What is needed: Give the data again exactly as it is written.

━━ Given information

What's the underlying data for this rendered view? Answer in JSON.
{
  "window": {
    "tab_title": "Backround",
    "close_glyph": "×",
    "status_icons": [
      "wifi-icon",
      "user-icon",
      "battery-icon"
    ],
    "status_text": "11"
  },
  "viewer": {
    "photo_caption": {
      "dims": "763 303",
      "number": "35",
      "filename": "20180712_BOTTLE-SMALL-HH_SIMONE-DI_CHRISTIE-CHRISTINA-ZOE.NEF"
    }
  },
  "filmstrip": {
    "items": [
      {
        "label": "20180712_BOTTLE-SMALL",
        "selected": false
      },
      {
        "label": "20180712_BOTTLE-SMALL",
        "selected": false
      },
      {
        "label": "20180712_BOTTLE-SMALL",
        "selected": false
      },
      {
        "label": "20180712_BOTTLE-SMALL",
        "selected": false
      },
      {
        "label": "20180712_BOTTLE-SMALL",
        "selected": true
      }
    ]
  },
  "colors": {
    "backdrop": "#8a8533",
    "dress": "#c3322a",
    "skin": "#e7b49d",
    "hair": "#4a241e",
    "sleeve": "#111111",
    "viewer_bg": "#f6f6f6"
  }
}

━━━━

Result of this task:
What's the underlying data for this rendered view? Answer in JSON.
{
  "window": {
    "tab_title": "Backround",
    "close_glyph": "×",
    "status_icons": [
      "wifi-icon",
      "user-icon",
      "battery-icon"
    ],
    "status_text": "11"
  },
  "viewer": {
    "photo_caption": {
      "dims": "763 303",
      "number": "35",
      "filename": "20180712_BOTTLE-SMALL-HH_SIMONE-DI_CHRISTIE-CHRISTINA-ZOE.NEF"
    }
  },
  "filmstrip": {
    "items": [
      {
        "label": "20180712_BOTTLE-SMALL",
        "selected": false
      },
      {
        "label": "20180712_BOTTLE-SMALL",
        "selected": false
      },
      {
        "label": "20180712_BOTTLE-SMALL",
        "selected": false
      },
      {
        "label": "20180712_BOTTLE-SMALL",
        "selected": false
      },
      {
        "label": "20180712_BOTTLE-SMALL",
        "selected": true
      }
    ]
  },
  "colors": {
    "backdrop": "#8a8533",
    "dress": "#c3322a",
    "skin": "#e7b49d",
    "hair": "#4a241e",
    "sleeve": "#111111",
    "viewer_bg": "#f6f6f6"
  }
}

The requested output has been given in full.